(Entries from a dataset of interfaces)

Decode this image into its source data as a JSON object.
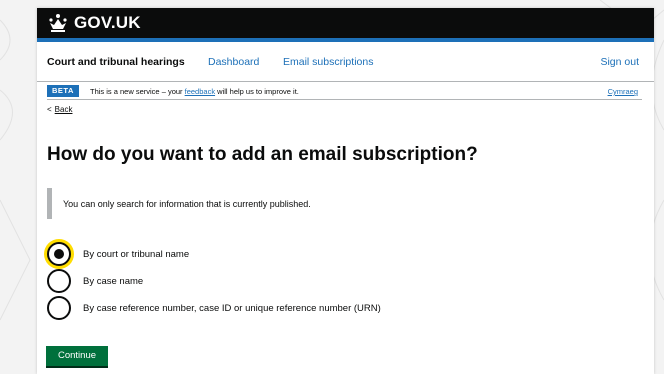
{
  "header": {
    "logo_text": "GOV.UK",
    "logo_icon": "crown-icon"
  },
  "nav": {
    "service_name": "Court and tribunal hearings",
    "dashboard": "Dashboard",
    "email_subscriptions": "Email subscriptions",
    "sign_out": "Sign out"
  },
  "phase_banner": {
    "tag": "BETA",
    "text_before": "This is a new service – your ",
    "link": "feedback",
    "text_after": " will help us to improve it.",
    "language_link": "Cymraeg"
  },
  "back_link": {
    "chevron": "<",
    "label": "Back"
  },
  "page": {
    "title": "How do you want to add an email subscription?",
    "inset_text": "You can only search for information that is currently published."
  },
  "options": [
    {
      "label": "By court or tribunal name",
      "checked": true
    },
    {
      "label": "By case name",
      "checked": false
    },
    {
      "label": "By case reference number, case ID or unique reference number (URN)",
      "checked": false
    }
  ],
  "continue_button": "Continue",
  "colors": {
    "header_bg": "#0b0c0c",
    "link_blue": "#1d70b8",
    "button_green": "#00703c",
    "focus_yellow": "#ffdd00"
  }
}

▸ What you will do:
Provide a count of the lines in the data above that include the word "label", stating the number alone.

▸ Result:
4